I do not obey. Before he can alert the security, I bolt from the market, shouts and mingled oaths trailing after me.
Darting down the stairs and through the masses, I know that I take the risk for more than my family. The feeling of my hair flying through the back zippers of the Ozone lights my nerves on fire. Hot blood pumps through my veins, pulsing with adrenaline, and I am alive, so alive. Nothing can stop me.
After seven flights of stairs, I pause to take a deep breath and raise my eyes. My pursuers glare down at me, unable to squeeze through the cracks between the throng of bodies separating us. Floor after floor of food rises above me and I am glad that the nearby ration depots are conglomerated in one towering building. If they had separate spaces on the street, the owners might grow to recognize me, even through the warped plastic facemask of my Ozone. And no thief would survive pursuit from a body hunter.
Out in the open, too many eyes find me, the Standard who does not fit with the granite columns and carpeted floors. Sucking in my breath, I continue my exit. The cache of food rubs against my belly, chanting not enough, not nearly enough, and I have no answer. Among these delicacies, there is nothing for me. Lagging is not acceptable.
Leaving the food depot, I make a sharp left and blend into the crowd, keeping my head down for cover. Inevitably someone bumps into me and I stumble, almost falling into the street and tripping over the train tracks.

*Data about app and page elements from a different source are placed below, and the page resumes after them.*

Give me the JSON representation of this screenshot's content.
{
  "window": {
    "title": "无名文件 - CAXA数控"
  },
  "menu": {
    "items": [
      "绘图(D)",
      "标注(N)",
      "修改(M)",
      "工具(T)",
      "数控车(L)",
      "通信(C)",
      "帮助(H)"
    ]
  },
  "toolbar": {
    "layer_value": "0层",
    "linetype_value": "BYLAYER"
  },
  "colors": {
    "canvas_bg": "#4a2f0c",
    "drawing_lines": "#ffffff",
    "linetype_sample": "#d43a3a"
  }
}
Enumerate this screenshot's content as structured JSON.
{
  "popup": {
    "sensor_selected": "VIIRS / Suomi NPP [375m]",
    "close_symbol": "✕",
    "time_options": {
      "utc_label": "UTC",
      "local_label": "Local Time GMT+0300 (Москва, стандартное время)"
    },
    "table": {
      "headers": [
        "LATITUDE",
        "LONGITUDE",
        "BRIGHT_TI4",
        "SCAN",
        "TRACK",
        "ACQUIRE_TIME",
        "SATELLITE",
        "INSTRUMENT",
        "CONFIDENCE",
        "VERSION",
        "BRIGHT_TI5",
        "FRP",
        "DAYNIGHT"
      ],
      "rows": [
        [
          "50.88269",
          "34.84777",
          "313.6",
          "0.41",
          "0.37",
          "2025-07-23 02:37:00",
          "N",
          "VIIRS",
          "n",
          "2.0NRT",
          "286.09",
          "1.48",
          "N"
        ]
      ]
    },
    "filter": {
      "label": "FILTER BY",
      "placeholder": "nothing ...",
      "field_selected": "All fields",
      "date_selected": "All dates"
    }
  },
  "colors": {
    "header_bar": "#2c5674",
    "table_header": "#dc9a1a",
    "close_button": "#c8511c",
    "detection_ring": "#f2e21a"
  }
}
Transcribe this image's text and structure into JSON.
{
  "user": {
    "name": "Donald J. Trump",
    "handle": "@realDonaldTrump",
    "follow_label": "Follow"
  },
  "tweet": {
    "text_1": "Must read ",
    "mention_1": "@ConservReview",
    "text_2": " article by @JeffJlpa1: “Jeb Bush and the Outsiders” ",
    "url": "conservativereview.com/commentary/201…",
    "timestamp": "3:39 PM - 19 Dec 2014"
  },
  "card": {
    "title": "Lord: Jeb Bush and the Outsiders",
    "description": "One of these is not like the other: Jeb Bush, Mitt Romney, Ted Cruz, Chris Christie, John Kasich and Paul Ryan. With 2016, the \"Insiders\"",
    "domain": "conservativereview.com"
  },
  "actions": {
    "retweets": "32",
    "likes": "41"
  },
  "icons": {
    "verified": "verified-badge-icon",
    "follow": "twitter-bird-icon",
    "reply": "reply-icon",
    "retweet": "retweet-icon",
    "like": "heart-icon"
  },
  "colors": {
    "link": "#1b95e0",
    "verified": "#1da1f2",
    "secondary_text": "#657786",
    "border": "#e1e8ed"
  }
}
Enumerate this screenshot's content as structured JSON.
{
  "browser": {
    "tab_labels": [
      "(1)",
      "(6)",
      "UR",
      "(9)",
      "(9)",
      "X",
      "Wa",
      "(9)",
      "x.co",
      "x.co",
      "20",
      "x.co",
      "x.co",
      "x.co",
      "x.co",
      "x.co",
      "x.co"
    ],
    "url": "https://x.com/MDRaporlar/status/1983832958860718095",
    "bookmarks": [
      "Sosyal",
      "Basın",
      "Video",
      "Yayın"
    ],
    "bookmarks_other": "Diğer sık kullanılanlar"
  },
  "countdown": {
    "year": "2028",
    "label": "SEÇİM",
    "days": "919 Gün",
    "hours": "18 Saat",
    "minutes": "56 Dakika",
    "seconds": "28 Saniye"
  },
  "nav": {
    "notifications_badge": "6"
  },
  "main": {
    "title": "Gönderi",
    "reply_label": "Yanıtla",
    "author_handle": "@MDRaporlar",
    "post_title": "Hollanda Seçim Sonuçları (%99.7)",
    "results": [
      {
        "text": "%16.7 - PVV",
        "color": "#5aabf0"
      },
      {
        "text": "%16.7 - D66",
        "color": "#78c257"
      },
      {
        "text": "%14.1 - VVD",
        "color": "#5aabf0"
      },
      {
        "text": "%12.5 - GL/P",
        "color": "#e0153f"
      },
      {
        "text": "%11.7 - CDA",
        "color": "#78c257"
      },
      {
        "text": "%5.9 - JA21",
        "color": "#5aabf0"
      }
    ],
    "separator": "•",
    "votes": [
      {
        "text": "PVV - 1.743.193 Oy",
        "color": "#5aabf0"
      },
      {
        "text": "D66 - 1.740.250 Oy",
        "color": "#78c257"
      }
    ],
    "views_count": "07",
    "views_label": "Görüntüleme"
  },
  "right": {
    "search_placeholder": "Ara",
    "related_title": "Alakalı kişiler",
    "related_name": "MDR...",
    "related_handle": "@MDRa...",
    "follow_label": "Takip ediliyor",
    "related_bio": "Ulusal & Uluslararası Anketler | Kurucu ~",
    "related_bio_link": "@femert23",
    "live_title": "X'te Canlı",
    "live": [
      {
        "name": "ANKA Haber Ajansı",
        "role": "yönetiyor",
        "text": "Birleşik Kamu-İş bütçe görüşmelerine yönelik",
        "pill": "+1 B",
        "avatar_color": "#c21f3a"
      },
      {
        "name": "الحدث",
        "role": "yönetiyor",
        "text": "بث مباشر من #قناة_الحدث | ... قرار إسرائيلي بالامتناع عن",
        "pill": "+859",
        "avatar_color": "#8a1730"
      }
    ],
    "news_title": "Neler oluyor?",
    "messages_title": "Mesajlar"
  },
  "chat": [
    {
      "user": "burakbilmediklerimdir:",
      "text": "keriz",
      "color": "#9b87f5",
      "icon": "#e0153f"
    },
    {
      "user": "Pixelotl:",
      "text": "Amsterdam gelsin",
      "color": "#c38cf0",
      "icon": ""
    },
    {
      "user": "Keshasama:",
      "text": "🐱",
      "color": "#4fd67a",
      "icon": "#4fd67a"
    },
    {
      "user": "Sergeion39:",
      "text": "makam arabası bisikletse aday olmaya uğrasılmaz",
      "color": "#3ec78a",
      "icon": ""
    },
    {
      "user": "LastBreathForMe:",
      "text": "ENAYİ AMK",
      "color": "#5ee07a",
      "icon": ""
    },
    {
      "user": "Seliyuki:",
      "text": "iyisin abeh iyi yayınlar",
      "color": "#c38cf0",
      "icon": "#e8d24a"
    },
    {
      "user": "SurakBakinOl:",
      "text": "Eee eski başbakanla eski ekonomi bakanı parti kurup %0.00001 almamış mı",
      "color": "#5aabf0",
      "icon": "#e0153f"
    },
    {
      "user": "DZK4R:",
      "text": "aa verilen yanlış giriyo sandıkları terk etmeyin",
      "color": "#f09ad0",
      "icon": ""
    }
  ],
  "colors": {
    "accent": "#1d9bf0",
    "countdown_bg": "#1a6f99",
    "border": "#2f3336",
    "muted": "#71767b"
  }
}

Overcrowding: the price of modern medicine and scientific advancement. A price only those with money can pay but something of which we all are aware. A price my family paid and continues to pay in sweat.
We will never have enough and this cycle will consume my life before I get the chance to live it. The stolen food seems heavy in my pockets, the burden of a hope too silly to be consequential. If only…
The moment I spot them at the Forum on my way home, my mind blanks, concern overriding the usual worries. Policemen patrol the area, scouring for members of the anonymous group that reminded us of our frailty. Posters depicting Tyme as a ticking time bomb plaster the city’s columns of engraved laws. White against reinforced steel, they hold their own, a presence the policemen cannot remove without causing a scene.
That doesn’t include my thievery though.
As if he heard my errant thought, a policeman looks at me, examines my bundled form. My mother once told me that the grace of my movements tends to attract attention.
Not the good kind.